Assigned task: Figure out how many lines in these records contain "RUNOOB". Only the number belongs in the reply.

Data extracts:
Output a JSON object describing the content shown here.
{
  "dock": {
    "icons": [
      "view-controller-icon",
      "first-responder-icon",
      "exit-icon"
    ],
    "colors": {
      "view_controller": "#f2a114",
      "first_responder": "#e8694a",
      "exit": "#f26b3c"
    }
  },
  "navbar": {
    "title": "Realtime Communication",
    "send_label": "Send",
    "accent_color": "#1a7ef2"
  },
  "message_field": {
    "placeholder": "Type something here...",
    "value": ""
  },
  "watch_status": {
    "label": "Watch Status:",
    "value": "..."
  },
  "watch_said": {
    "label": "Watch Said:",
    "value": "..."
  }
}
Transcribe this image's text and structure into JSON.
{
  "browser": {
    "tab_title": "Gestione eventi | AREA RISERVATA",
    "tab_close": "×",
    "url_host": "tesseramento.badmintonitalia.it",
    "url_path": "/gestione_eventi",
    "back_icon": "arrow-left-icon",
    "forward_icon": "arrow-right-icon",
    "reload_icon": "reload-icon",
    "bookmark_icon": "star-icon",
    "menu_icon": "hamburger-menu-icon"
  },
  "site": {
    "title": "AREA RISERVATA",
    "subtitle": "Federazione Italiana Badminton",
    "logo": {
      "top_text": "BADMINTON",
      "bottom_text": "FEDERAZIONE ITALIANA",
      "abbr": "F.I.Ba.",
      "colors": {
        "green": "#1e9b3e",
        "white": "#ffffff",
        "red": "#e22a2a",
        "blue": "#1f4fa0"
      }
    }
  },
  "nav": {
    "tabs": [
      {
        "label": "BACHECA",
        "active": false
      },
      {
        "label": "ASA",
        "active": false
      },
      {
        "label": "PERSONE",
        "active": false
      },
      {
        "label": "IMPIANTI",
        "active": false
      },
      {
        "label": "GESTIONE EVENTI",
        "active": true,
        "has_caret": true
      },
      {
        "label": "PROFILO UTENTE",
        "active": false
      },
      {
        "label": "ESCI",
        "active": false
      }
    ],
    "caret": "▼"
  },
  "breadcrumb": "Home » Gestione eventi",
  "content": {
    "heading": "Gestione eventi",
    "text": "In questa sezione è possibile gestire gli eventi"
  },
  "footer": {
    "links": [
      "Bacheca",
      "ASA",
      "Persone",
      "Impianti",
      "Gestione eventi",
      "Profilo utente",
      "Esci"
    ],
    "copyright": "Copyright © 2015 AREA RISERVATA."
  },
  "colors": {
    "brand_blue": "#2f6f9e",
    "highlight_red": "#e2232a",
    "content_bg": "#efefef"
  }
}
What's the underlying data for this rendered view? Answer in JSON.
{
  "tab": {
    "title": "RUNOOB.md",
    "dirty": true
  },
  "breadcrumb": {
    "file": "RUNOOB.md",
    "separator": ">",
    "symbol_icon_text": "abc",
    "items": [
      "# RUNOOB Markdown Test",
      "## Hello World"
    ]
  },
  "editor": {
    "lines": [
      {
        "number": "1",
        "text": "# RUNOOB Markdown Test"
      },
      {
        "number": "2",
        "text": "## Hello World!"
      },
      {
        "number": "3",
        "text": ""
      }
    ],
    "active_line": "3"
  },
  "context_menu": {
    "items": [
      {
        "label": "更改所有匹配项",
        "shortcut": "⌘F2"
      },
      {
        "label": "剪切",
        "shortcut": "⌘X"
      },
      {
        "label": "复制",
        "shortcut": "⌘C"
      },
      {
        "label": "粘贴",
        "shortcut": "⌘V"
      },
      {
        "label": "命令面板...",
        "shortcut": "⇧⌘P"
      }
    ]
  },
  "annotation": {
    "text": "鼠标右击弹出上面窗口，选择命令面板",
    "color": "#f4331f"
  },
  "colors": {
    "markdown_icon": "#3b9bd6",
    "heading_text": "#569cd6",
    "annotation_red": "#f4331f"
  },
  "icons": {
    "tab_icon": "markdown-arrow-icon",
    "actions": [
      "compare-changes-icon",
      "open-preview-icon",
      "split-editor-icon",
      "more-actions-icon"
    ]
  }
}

Output for this task: 4